Web page and app entries:
Start of Block
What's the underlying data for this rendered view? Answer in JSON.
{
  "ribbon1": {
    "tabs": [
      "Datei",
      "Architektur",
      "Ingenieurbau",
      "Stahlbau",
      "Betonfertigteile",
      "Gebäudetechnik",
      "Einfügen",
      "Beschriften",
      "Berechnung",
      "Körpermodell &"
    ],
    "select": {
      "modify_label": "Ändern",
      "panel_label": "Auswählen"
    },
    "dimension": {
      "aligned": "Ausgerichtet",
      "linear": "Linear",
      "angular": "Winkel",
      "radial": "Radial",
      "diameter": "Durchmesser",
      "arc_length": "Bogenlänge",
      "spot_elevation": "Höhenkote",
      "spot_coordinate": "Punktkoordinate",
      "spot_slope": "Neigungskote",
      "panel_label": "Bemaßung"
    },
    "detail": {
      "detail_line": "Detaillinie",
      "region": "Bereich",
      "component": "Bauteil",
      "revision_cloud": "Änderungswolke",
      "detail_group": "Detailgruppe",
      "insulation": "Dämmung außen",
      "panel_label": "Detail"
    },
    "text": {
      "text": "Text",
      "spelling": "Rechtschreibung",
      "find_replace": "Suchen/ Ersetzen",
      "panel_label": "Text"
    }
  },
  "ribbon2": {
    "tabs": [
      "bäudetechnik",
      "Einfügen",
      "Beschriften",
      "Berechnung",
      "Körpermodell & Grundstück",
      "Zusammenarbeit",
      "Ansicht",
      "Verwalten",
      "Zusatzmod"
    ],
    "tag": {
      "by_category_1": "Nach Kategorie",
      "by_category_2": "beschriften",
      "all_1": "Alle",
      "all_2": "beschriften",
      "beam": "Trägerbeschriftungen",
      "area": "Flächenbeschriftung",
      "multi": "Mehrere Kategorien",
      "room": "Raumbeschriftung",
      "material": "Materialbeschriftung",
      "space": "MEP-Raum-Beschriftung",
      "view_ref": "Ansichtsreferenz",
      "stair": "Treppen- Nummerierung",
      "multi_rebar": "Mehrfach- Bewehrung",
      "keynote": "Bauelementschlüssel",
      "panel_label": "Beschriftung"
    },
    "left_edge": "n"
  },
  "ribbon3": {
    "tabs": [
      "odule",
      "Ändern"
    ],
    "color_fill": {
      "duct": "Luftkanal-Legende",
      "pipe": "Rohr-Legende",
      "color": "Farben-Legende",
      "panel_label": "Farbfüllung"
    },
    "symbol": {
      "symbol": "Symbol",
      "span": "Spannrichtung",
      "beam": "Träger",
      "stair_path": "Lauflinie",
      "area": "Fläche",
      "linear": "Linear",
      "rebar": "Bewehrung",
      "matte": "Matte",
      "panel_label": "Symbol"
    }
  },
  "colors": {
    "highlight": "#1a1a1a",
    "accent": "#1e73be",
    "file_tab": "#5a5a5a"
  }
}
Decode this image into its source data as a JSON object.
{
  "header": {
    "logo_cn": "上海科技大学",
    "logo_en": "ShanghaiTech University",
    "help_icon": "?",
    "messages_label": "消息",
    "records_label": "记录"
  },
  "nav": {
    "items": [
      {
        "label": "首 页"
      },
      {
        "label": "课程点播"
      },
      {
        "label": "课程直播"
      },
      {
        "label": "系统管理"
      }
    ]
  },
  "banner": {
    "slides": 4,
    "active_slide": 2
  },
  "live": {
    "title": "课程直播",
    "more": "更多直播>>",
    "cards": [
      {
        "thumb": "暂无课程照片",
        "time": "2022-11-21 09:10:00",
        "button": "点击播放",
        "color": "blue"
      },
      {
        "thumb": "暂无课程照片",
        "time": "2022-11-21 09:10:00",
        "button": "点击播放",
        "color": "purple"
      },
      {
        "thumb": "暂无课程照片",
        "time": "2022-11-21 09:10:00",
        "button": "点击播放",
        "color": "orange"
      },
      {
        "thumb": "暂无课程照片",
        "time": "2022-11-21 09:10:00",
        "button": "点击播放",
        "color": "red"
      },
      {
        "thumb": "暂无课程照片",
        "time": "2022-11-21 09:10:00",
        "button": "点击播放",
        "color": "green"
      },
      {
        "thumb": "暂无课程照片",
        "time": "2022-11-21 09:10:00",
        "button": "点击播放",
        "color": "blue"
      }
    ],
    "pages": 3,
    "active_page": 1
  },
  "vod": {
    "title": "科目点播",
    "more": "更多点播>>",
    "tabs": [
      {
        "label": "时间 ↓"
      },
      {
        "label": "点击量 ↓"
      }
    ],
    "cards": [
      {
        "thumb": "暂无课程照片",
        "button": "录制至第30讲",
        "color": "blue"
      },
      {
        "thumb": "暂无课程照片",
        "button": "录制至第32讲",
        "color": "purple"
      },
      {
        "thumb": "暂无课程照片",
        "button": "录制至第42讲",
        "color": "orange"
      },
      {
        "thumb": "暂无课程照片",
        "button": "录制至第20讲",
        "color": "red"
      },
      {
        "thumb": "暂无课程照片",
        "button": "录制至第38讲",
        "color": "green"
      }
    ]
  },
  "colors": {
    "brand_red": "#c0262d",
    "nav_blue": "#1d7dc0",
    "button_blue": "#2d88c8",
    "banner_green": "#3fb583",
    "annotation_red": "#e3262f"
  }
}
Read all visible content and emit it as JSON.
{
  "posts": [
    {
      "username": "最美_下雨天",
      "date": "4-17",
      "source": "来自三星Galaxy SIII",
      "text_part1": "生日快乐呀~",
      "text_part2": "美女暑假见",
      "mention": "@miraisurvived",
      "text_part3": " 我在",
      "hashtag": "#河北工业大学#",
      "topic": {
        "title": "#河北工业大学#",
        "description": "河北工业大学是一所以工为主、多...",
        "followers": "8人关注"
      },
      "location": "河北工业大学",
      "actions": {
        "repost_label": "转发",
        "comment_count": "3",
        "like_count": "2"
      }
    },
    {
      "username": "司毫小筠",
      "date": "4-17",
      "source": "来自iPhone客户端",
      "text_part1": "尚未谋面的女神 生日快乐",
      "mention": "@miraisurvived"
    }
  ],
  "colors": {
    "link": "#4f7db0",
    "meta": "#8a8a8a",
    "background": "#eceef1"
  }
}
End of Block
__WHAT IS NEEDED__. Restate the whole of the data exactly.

__WRITTEN ANSWER__.
What's the underlying data for this rendered view? Answer in JSON.
{
  "ribbon1": {
    "tabs": [
      "Datei",
      "Architektur",
      "Ingenieurbau",
      "Stahlbau",
      "Betonfertigteile",
      "Gebäudetechnik",
      "Einfügen",
      "Beschriften",
      "Berechnung",
      "Körpermodell &"
    ],
    "select": {
      "modify_label": "Ändern",
      "panel_label": "Auswählen"
    },
    "dimension": {
      "aligned": "Ausgerichtet",
      "linear": "Linear",
      "angular": "Winkel",
      "radial": "Radial",
      "diameter": "Durchmesser",
      "arc_length": "Bogenlänge",
      "spot_elevation": "Höhenkote",
      "spot_coordinate": "Punktkoordinate",
      "spot_slope": "Neigungskote",
      "panel_label": "Bemaßung"
    },
    "detail": {
      "detail_line": "Detaillinie",
      "region": "Bereich",
      "component": "Bauteil",
      "revision_cloud": "Änderungswolke",
      "detail_group": "Detailgruppe",
      "insulation": "Dämmung außen",
      "panel_label": "Detail"
    },
    "text": {
      "text": "Text",
      "spelling": "Rechtschreibung",
      "find_replace": "Suchen/ Ersetzen",
      "panel_label": "Text"
    }
  },
  "ribbon2": {
    "tabs": [
      "bäudetechnik",
      "Einfügen",
      "Beschriften",
      "Berechnung",
      "Körpermodell & Grundstück",
      "Zusammenarbeit",
      "Ansicht",
      "Verwalten",
      "Zusatzmod"
    ],
    "tag": {
      "by_category_1": "Nach Kategorie",
      "by_category_2": "beschriften",
      "all_1": "Alle",
      "all_2": "beschriften",
      "beam": "Trägerbeschriftungen",
      "area": "Flächenbeschriftung",
      "multi": "Mehrere Kategorien",
      "room": "Raumbeschriftung",
      "material": "Materialbeschriftung",
      "space": "MEP-Raum-Beschriftung",
      "view_ref": "Ansichtsreferenz",
      "stair": "Treppen- Nummerierung",
      "multi_rebar": "Mehrfach- Bewehrung",
      "keynote": "Bauelementschlüssel",
      "panel_label": "Beschriftung"
    },
    "left_edge": "n"
  },
  "ribbon3": {
    "tabs": [
      "odule",
      "Ändern"
    ],
    "color_fill": {
      "duct": "Luftkanal-Legende",
      "pipe": "Rohr-Legende",
      "color": "Farben-Legende",
      "panel_label": "Farbfüllung"
    },
    "symbol": {
      "symbol": "Symbol",
      "span": "Spannrichtung",
      "beam": "Träger",
      "stair_path": "Lauflinie",
      "area": "Fläche",
      "linear": "Linear",
      "rebar": "Bewehrung",
      "matte": "Matte",
      "panel_label": "Symbol"
    }
  },
  "colors": {
    "highlight": "#1a1a1a",
    "accent": "#1e73be",
    "file_tab": "#5a5a5a"
  }
}
Decode this image into its source data as a JSON object.
{
  "header": {
    "logo_cn": "上海科技大学",
    "logo_en": "ShanghaiTech University",
    "help_icon": "?",
    "messages_label": "消息",
    "records_label": "记录"
  },
  "nav": {
    "items": [
      {
        "label": "首 页"
      },
      {
        "label": "课程点播"
      },
      {
        "label": "课程直播"
      },
      {
        "label": "系统管理"
      }
    ]
  },
  "banner": {
    "slides": 4,
    "active_slide": 2
  },
  "live": {
    "title": "课程直播",
    "more": "更多直播>>",
    "cards": [
      {
        "thumb": "暂无课程照片",
        "time": "2022-11-21 09:10:00",
        "button": "点击播放",
        "color": "blue"
      },
      {
        "thumb": "暂无课程照片",
        "time": "2022-11-21 09:10:00",
        "button": "点击播放",
        "color": "purple"
      },
      {
        "thumb": "暂无课程照片",
        "time": "2022-11-21 09:10:00",
        "button": "点击播放",
        "color": "orange"
      },
      {
        "thumb": "暂无课程照片",
        "time": "2022-11-21 09:10:00",
        "button": "点击播放",
        "color": "red"
      },
      {
        "thumb": "暂无课程照片",
        "time": "2022-11-21 09:10:00",
        "button": "点击播放",
        "color": "green"
      },
      {
        "thumb": "暂无课程照片",
        "time": "2022-11-21 09:10:00",
        "button": "点击播放",
        "color": "blue"
      }
    ],
    "pages": 3,
    "active_page": 1
  },
  "vod": {
    "title": "科目点播",
    "more": "更多点播>>",
    "tabs": [
      {
        "label": "时间 ↓"
      },
      {
        "label": "点击量 ↓"
      }
    ],
    "cards": [
      {
        "thumb": "暂无课程照片",
        "button": "录制至第30讲",
        "color": "blue"
      },
      {
        "thumb": "暂无课程照片",
        "button": "录制至第32讲",
        "color": "purple"
      },
      {
        "thumb": "暂无课程照片",
        "button": "录制至第42讲",
        "color": "orange"
      },
      {
        "thumb": "暂无课程照片",
        "button": "录制至第20讲",
        "color": "red"
      },
      {
        "thumb": "暂无课程照片",
        "button": "录制至第38讲",
        "color": "green"
      }
    ]
  },
  "colors": {
    "brand_red": "#c0262d",
    "nav_blue": "#1d7dc0",
    "button_blue": "#2d88c8",
    "banner_green": "#3fb583",
    "annotation_red": "#e3262f"
  }
}
Read all visible content and emit it as JSON.
{
  "posts": [
    {
      "username": "最美_下雨天",
      "date": "4-17",
      "source": "来自三星Galaxy SIII",
      "text_part1": "生日快乐呀~",
      "text_part2": "美女暑假见",
      "mention": "@miraisurvived",
      "text_part3": " 我在",
      "hashtag": "#河北工业大学#",
      "topic": {
        "title": "#河北工业大学#",
        "description": "河北工业大学是一所以工为主、多...",
        "followers": "8人关注"
      },
      "location": "河北工业大学",
      "actions": {
        "repost_label": "转发",
        "comment_count": "3",
        "like_count": "2"
      }
    },
    {
      "username": "司毫小筠",
      "date": "4-17",
      "source": "来自iPhone客户端",
      "text_part1": "尚未谋面的女神 生日快乐",
      "mention": "@miraisurvived"
    }
  ],
  "colors": {
    "link": "#4f7db0",
    "meta": "#8a8a8a",
    "background": "#eceef1"
  }
}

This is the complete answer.